Half Sestina

Lindz McLeod

I skip the first page to get to the good stuff. The anatomy of the human face—skull, jaw, arteries—are picked out in strange colours; red and blue veins wound together like tightly-tied shoelaces. I trace the lines with my finger and picture Emilio from English class, whether his full lips puckered in a kiss would move this muscle or that one. Behind this lies yellow bone, a foundational structure, the building blocks of the body. The biology book is clear about one thing: either everything works together or a body starts to break down, turns traitor.

This particular book belongs to me, not to the school. I skipped a grade two years ago and now I'm allowed to read whatever I want, as long as its educational. Mom says she never worries about me falling behind, only that I'll get too ahead of myself, whatever that means. I touch my own jaw, trace the line of bone back until it disappears under my skull. When Emilio kissed that blonde girl behind the chem lab, their tongues mashing sloppily against each other, I swear my heart stopped beating. I’d have pulled a fire alarm if one had been within reach, would have ground the world into a fine, red powder if I’d had the chance.

Mom says I'm a spring, so red isn't my colour. The blonde girl looks great in red, though; she dresses like she knows it, from her red fur-lined coat to her red-covered books, pressed against Emilio's chest. The kiss went on for ages—I should have stopped watching but I couldn't look away. I should have skipped ahead. Should have unfrozen my legs, thawed out my heart, got my blood pulsing good and loud in my ears, screamed until the whole building echoed with my pain.
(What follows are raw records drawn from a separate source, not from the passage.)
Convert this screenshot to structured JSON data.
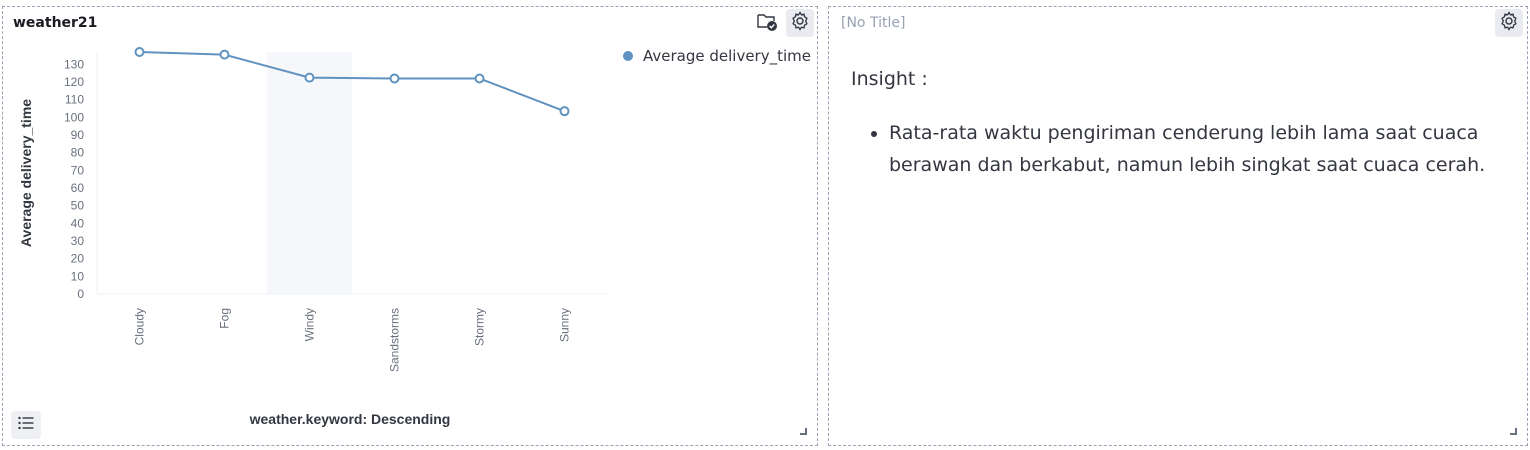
{
  "left_panel": {
    "title": "weather21",
    "legend": {
      "label": "Average delivery_time",
      "color": "#6092c0"
    }
  },
  "right_panel": {
    "title": "[No Title]",
    "heading": "Insight :",
    "bullets": [
      "Rata-rata waktu pengiriman cenderung lebih lama saat cuaca berawan dan berkabut, namun lebih singkat saat cuaca cerah."
    ]
  },
  "chart_data": {
    "type": "line",
    "categories": [
      "Cloudy",
      "Fog",
      "Windy",
      "Sandstorms",
      "Stormy",
      "Sunny"
    ],
    "series": [
      {
        "name": "Average delivery_time",
        "values": [
          137,
          135.5,
          122.5,
          122,
          122,
          103.5
        ],
        "color": "#6092c0"
      }
    ],
    "xlabel": "weather.keyword: Descending",
    "ylabel": "Average delivery_time",
    "ylim": [
      0,
      137
    ],
    "yticks": [
      0,
      10,
      20,
      30,
      40,
      50,
      60,
      70,
      80,
      90,
      100,
      110,
      120,
      130
    ],
    "highlighted_category": "Windy",
    "legend_position": "top-right",
    "grid": false
  }
}
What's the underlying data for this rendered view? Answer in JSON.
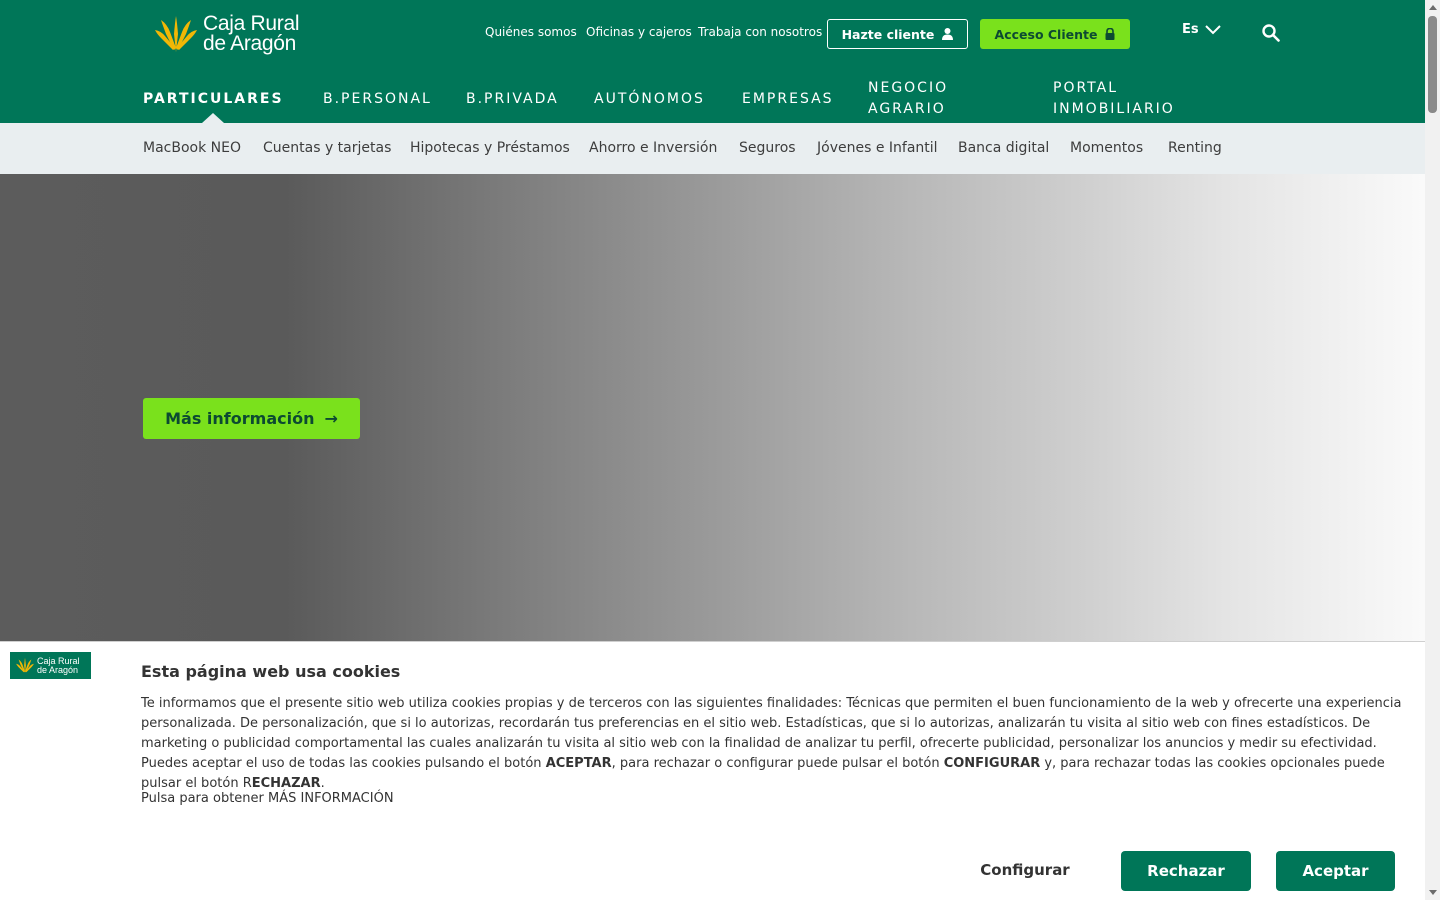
{
  "brand": {
    "name_line1": "Caja Rural",
    "name_line2": "de Aragón",
    "primary_color": "#007658",
    "accent_color": "#7ae11c"
  },
  "utility_nav": {
    "links": [
      "Quiénes somos",
      "Oficinas y cajeros",
      "Trabaja con nosotros"
    ],
    "hazte_cliente": "Hazte cliente",
    "acceso_cliente": "Acceso Cliente",
    "language": "Es"
  },
  "main_nav": {
    "items": [
      "PARTICULARES",
      "B.PERSONAL",
      "B.PRIVADA",
      "AUTÓNOMOS",
      "EMPRESAS"
    ],
    "negocio_agrario": [
      "NEGOCIO",
      "AGRARIO"
    ],
    "portal_inmobiliario": [
      "PORTAL",
      "INMOBILIARIO"
    ],
    "active": "PARTICULARES"
  },
  "sub_nav": {
    "items": [
      "MacBook NEO",
      "Cuentas y tarjetas",
      "Hipotecas y Préstamos",
      "Ahorro e Inversión",
      "Seguros",
      "Jóvenes e Infantil",
      "Banca digital",
      "Momentos",
      "Renting"
    ]
  },
  "hero": {
    "button_label": "Más información",
    "button_arrow": "→"
  },
  "cookie_banner": {
    "logo_line1": "Caja Rural",
    "logo_line2": "de Aragón",
    "title": "Esta página web usa cookies",
    "body_part1": "Te informamos que el presente sitio web utiliza cookies propias y de terceros con las siguientes finalidades: Técnicas que permiten el buen funcionamiento de la web y ofrecerte una experiencia personalizada. De personalización, que si lo autorizas, recordarán tus preferencias en el sitio web. Estadísticas, que si lo autorizas, analizarán tu visita al sitio web con fines estadísticos. De marketing o publicidad comportamental las cuales analizarán tu visita al sitio web con la finalidad de analizar tu perfil, ofrecerte publicidad, personalizar los anuncios y medir su efectividad. Puedes aceptar el uso de todas las cookies pulsando el botón ",
    "body_bold1": "ACEPTAR",
    "body_part2": ", para rechazar o configurar puede pulsar el botón ",
    "body_bold2": "CONFIGURAR",
    "body_part3": " y, para rechazar todas las cookies opcionales puede pulsar el botón R",
    "body_bold3": "ECHAZAR",
    "body_part4": ".",
    "more_info": "Pulsa para obtener MÁS INFORMACIÓN",
    "configurar": "Configurar",
    "rechazar": "Rechazar",
    "aceptar": "Aceptar"
  }
}
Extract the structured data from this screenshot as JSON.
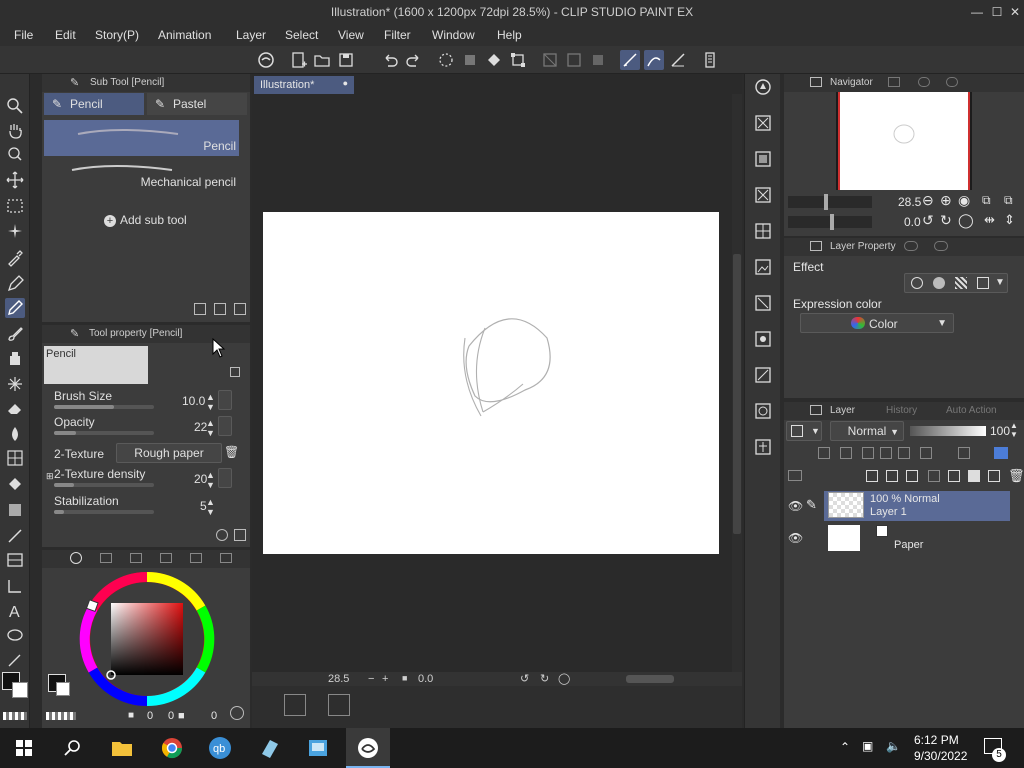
{
  "window": {
    "title": "Illustration* (1600 x 1200px 72dpi 28.5%) - CLIP STUDIO PAINT EX"
  },
  "menu": [
    "File",
    "Edit",
    "Story(P)",
    "Animation",
    "Layer",
    "Select",
    "View",
    "Filter",
    "Window",
    "Help"
  ],
  "sub_tool_panel": {
    "title": "Sub Tool [Pencil]",
    "tabs": [
      "Pencil",
      "Pastel"
    ],
    "items": [
      "Pencil",
      "Mechanical pencil"
    ],
    "add_label": "Add sub tool"
  },
  "tool_property": {
    "title": "Tool property [Pencil]",
    "preview_label": "Pencil",
    "brush_size_label": "Brush Size",
    "brush_size_value": "10.0",
    "opacity_label": "Opacity",
    "opacity_value": "22",
    "texture_label": "2-Texture",
    "texture_value": "Rough paper",
    "texture_density_label": "2-Texture density",
    "texture_density_value": "20",
    "stabilization_label": "Stabilization",
    "stabilization_value": "5"
  },
  "color_panel": {
    "value_a": "0",
    "value_b": "0",
    "value_c": "0"
  },
  "canvas": {
    "tab_label": "Illustration*",
    "zoom": "28.5",
    "angle": "0.0"
  },
  "navigator": {
    "title": "Navigator",
    "zoom": "28.5",
    "angle": "0.0"
  },
  "layer_property": {
    "title": "Layer Property",
    "effect_label": "Effect",
    "expression_label": "Expression color",
    "expression_value": "Color"
  },
  "layer_panel": {
    "tabs": [
      "Layer",
      "History",
      "Auto Action"
    ],
    "blend_mode": "Normal",
    "opacity": "100",
    "layers": [
      {
        "info": "100 % Normal",
        "name": "Layer 1"
      },
      {
        "info": "",
        "name": "Paper"
      }
    ]
  },
  "taskbar": {
    "time": "6:12 PM",
    "date": "9/30/2022",
    "notifications": "5"
  }
}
I should have skipped over the scene like I do with the first chapters of the book, skipped until I got to the good stuff, calm blue stuff, like the hearts that he draws on my arm in invisible ink where nobody can see and says its our little secret, honey, isn't that right? except now there's no blue, only a free-falling realisation that there are other drawn hearts, other bare arms, other mouths he'd rather kiss.

Behind my jaw, small muscles work in tandem to let secrets spill out. A kiss between teacher and pupil is a red mark against both. When I accidentally leave my book on the headmaster's desk, he won't need to skip to the good stuff; it'll be written on the first page.